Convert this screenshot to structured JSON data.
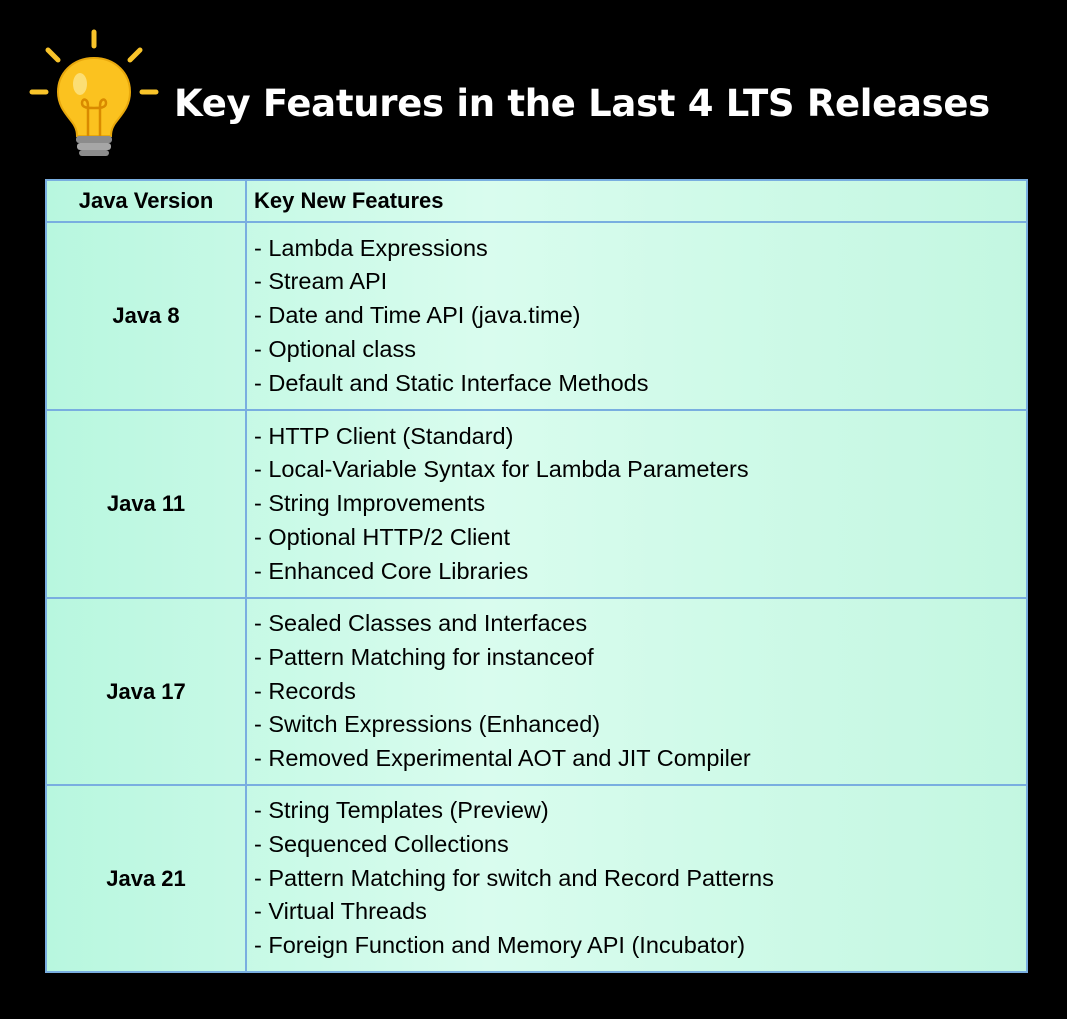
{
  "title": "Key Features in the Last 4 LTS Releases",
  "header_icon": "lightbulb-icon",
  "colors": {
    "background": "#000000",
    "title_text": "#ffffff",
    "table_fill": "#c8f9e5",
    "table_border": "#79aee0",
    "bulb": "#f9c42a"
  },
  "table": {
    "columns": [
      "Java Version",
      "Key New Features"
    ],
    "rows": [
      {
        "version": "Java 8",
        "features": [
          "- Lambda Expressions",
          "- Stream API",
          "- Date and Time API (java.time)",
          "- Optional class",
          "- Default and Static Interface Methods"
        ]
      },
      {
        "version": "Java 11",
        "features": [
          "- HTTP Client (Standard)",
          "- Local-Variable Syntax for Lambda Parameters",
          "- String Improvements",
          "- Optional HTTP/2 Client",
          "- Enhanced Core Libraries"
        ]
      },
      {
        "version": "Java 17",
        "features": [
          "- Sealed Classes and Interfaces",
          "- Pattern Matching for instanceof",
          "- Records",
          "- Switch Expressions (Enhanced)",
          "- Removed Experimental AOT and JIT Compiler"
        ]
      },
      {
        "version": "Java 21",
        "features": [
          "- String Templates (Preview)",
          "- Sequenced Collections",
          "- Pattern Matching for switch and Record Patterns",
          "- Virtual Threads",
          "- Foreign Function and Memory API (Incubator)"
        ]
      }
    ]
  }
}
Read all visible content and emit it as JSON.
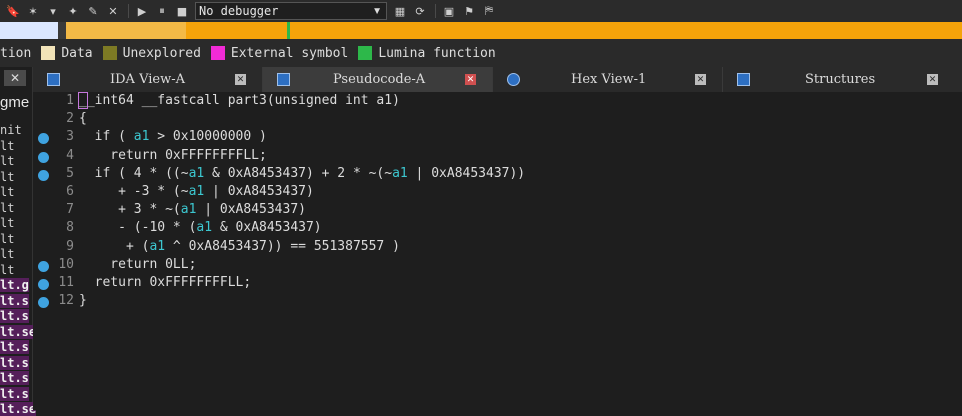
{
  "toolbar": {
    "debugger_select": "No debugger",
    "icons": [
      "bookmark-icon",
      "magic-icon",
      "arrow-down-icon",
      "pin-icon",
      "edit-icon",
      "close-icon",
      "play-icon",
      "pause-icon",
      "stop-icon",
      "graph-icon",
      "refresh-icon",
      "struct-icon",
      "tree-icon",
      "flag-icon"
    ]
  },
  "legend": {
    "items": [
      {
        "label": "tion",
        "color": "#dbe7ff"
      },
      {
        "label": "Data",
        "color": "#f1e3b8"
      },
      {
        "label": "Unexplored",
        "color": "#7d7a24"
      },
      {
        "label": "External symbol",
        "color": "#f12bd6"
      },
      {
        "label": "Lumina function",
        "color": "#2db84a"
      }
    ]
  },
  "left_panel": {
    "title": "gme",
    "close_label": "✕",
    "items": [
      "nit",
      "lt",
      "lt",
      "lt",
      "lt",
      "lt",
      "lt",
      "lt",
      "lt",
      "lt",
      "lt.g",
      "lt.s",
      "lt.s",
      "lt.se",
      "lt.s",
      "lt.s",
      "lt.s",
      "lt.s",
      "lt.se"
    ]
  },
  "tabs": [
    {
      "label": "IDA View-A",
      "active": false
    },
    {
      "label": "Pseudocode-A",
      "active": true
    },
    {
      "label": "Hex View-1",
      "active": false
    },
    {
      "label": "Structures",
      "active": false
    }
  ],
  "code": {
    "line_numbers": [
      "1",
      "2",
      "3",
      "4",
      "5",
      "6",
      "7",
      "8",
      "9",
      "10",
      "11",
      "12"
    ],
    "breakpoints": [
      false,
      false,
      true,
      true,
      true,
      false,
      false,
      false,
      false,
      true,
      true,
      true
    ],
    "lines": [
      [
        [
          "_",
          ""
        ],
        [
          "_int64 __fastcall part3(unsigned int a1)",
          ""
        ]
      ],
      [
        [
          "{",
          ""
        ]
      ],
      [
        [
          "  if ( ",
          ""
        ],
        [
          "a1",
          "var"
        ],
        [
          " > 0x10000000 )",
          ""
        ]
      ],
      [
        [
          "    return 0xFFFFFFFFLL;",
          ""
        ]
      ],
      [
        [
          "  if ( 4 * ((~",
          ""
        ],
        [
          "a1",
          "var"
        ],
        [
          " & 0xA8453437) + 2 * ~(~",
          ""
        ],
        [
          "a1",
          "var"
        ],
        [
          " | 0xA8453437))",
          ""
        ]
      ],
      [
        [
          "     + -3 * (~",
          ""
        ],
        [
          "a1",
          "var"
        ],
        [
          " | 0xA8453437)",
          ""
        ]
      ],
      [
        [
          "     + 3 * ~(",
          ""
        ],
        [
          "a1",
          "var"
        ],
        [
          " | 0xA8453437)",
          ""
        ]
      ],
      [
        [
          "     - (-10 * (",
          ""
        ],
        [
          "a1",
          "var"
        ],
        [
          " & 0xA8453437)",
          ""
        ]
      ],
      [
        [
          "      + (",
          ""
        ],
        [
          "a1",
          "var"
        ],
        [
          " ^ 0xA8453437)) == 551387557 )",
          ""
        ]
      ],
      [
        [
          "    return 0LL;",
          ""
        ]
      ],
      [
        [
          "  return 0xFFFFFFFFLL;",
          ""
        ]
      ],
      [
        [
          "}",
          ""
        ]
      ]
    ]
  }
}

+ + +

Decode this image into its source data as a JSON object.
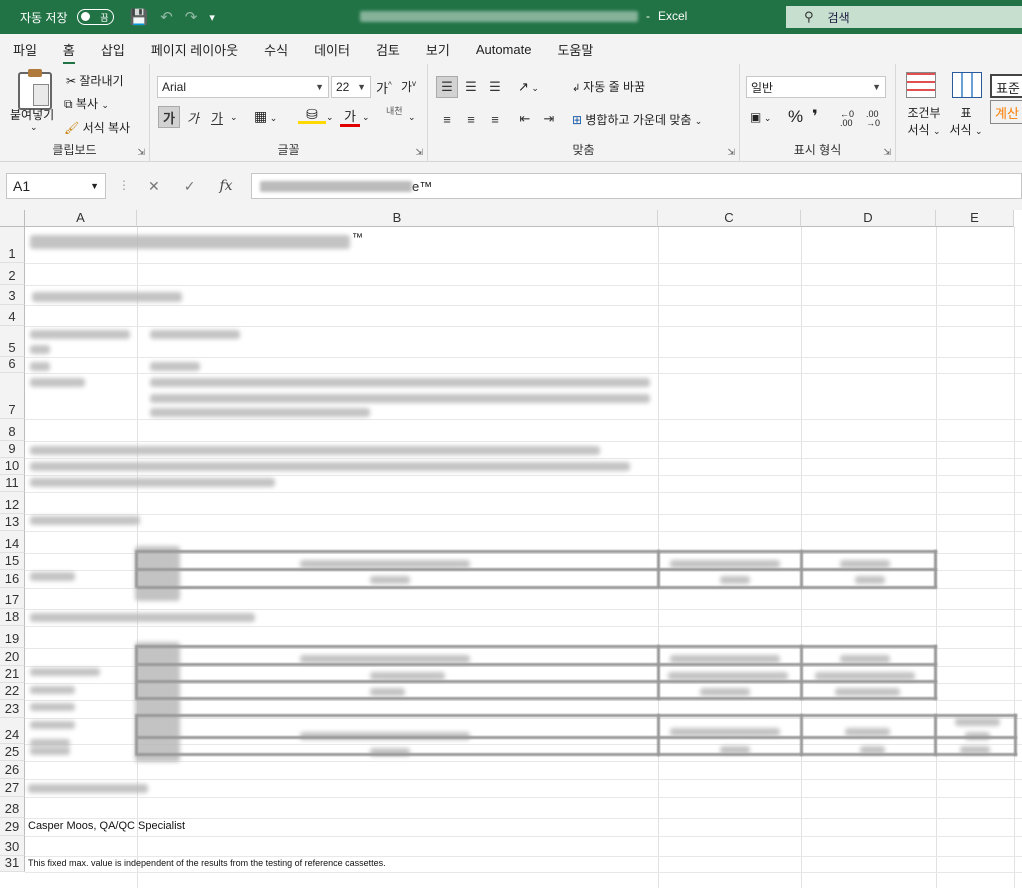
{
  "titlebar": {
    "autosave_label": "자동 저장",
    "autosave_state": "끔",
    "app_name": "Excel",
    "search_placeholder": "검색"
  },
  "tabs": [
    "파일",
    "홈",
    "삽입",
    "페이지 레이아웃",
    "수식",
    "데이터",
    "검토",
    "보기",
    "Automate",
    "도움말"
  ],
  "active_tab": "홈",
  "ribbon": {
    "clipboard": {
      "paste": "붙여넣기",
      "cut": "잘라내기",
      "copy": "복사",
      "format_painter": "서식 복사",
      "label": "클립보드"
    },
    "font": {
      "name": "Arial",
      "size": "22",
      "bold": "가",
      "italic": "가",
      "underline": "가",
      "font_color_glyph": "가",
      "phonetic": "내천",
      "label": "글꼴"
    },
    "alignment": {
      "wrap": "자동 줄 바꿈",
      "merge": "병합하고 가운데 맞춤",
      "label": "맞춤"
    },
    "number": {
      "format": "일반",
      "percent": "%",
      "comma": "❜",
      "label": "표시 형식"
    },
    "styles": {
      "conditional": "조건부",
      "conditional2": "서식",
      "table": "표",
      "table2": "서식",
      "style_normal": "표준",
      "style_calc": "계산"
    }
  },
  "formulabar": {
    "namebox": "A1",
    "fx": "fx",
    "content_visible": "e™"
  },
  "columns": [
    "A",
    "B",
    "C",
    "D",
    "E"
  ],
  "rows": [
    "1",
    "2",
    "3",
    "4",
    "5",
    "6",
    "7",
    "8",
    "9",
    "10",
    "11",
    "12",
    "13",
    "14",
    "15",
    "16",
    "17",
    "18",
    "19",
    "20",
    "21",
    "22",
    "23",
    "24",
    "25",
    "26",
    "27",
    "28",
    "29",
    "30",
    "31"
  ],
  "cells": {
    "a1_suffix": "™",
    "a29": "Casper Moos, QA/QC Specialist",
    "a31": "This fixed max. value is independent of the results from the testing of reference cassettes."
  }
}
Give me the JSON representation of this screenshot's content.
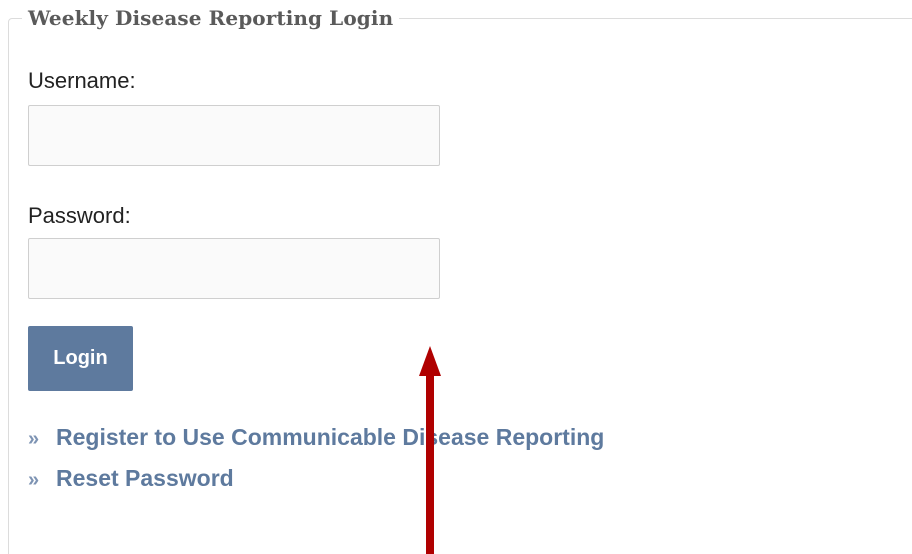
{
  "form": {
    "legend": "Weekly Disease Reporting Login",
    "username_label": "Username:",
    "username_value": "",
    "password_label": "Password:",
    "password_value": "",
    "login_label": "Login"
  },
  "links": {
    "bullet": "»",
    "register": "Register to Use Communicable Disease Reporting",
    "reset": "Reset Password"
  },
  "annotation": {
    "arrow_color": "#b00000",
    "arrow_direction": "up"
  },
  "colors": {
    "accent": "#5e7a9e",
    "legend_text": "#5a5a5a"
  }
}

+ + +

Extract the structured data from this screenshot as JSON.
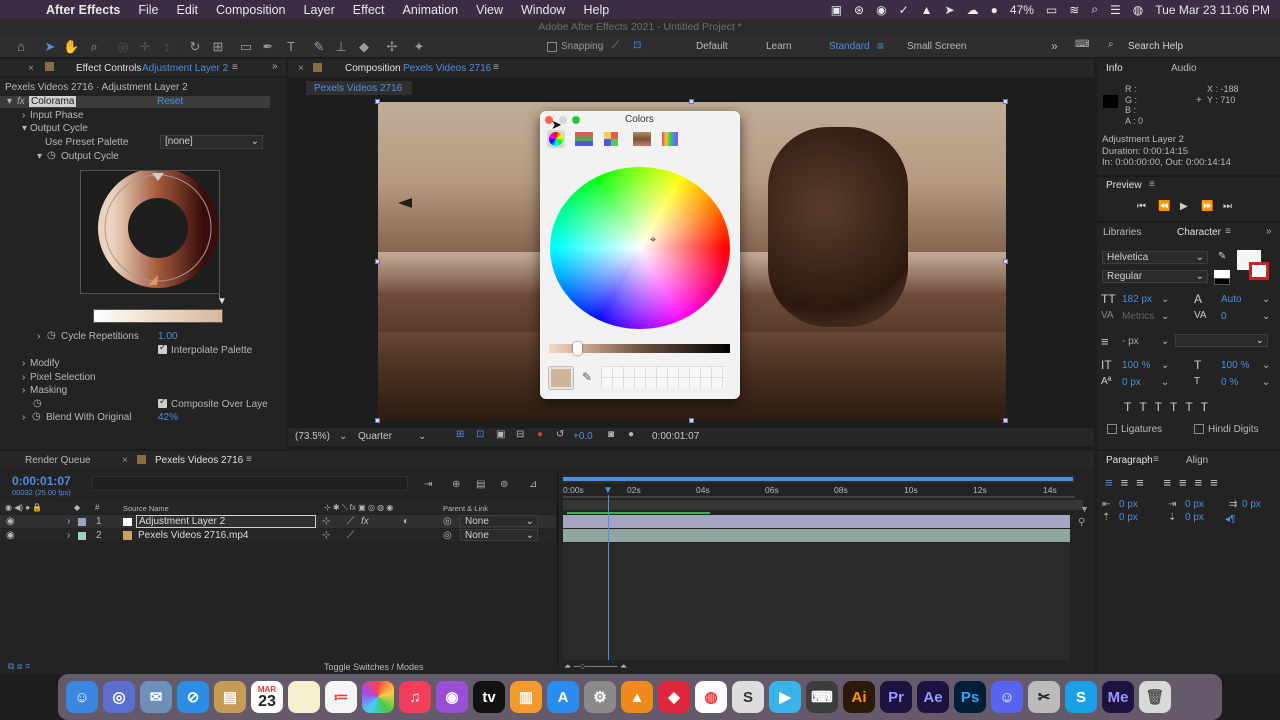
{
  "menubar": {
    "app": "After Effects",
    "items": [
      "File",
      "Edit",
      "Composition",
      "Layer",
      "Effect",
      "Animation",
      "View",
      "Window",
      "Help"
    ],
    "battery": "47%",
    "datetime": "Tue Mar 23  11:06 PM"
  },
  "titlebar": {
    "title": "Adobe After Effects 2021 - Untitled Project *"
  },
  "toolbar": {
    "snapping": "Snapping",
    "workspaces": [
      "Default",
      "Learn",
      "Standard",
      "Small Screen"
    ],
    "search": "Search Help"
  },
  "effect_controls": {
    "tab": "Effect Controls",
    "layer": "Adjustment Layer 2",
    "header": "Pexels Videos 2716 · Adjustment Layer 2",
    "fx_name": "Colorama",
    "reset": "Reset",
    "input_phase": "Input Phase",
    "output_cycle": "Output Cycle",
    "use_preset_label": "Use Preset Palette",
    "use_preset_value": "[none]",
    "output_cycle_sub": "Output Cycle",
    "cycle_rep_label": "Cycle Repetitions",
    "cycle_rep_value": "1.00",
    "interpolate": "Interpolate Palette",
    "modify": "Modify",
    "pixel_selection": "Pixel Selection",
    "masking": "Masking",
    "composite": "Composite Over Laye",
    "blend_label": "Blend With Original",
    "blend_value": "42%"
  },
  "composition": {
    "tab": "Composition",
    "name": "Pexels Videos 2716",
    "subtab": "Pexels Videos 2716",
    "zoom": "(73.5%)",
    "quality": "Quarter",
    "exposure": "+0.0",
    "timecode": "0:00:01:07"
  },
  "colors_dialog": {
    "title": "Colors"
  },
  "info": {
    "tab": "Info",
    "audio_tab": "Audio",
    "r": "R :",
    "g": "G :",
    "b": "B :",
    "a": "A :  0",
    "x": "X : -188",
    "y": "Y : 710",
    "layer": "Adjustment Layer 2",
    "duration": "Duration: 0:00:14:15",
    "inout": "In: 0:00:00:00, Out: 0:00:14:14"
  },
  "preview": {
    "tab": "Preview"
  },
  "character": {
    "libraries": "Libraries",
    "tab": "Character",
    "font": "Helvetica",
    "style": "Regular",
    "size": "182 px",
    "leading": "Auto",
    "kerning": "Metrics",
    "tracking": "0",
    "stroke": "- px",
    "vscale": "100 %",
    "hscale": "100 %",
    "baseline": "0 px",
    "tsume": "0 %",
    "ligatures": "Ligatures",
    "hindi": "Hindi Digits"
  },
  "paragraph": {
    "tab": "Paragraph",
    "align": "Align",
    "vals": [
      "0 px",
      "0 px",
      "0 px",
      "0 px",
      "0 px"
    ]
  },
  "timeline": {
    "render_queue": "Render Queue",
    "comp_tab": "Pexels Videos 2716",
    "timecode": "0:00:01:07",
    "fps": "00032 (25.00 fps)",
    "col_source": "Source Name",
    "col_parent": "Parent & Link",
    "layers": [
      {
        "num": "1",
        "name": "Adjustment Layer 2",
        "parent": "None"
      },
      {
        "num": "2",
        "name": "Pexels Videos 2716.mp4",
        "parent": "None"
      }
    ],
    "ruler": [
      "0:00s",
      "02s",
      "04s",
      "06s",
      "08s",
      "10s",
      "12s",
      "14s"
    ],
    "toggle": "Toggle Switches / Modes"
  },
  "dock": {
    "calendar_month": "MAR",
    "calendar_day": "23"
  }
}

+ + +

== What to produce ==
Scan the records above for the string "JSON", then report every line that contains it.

== Expected answer ==
Convert this screenshot to structured JSON data.
Read all visible content and emit it as JSON.
Decode this image into its source data as a JSON object.
Give me the JSON representation of this screenshot's content.
Extract the structured data from this screenshot as JSON.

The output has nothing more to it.